Tape is often applied by physiotherapists as part of a treatment program to provide further joint stability, off load painful tissues, alter muscle activity and improve joint proprioception.

Before applying tape it is important to be assessed by a physiotherapist. There are thousands of different taping techniques and it is important to ensure you use a correct technique for your specific injury. Correct application is dependant on a specific diagnosis and it is important the correct technique is used to prevent further injury.

There is little conclusive evidence to identify exactly how taping works but what studies do seem to agree on is that it can help reduce pain (particularly with anterior knee pain) and it can help reduce the risk of injury (ankle sprains).

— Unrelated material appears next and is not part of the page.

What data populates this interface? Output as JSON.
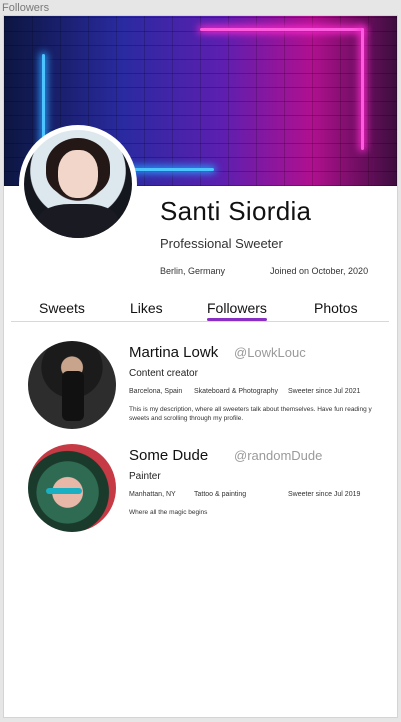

We are also trained at using Kinesiology Tape at our clinics. Kinesiology tape is designed to provide a number of benefits and is used throughout the sporting world. The benefits include improving joint proprioception, improving blood flow and lymphatic circulation, reducing pain, reducing muscle tension and improving posture. The evidence to support the use of kinesiology tape as a treatment method on its own is limited. However it is commonly used alongside other treatment methods such as exercise, postural correction, gait re-education etc. Benefits of the tape are that it stays in place for 3-5 days after showers, playing sport and completing day to day activities.

Can taping help me return to sport after an ankle sprain?

Yes. Taping an ankle can reduce the risk of re-injury. It was originally thought that tape reduces the risk of injury by restraining the joints but research has shown that the tape loses stability relatively quickly. It is now believed that the tape helps improve joint proprioception, which is the body's awareness of the joint in space, improving your joint reaction speeds to prevent the injury occurring again.

Can taping help the anterior knee pain I get with running?

Yes. Anterior knee pain can be caused when the knee cap does not run symmetrically up and down the groove in the thigh bone. This places abnormal loading forces on the cartilage on the underside of the knee cap, causing pain. Taping of the knee cap was introduced in the 1980's by an Australian physiotherapist called McConnell and as such this often known as McConnell taping. Theoretically applying the tape across the knee cap enables it to track normally thus reducing pain. Evidence has found this type of taping to be effective but the jury is out on how it works. Theories vary from the tape physically changing the position of the knee cap to the tape improving the timing at which the local muscles (Vastus Medialis Oblique) contract. It is also important to follow advice from your physiotherapist and complete the relevant exercises for knee pain in conjunction with using the taping methods.

If you would like to discuss your problem before booking an appointment please give our physiotherapy team a call, we will do our best to help.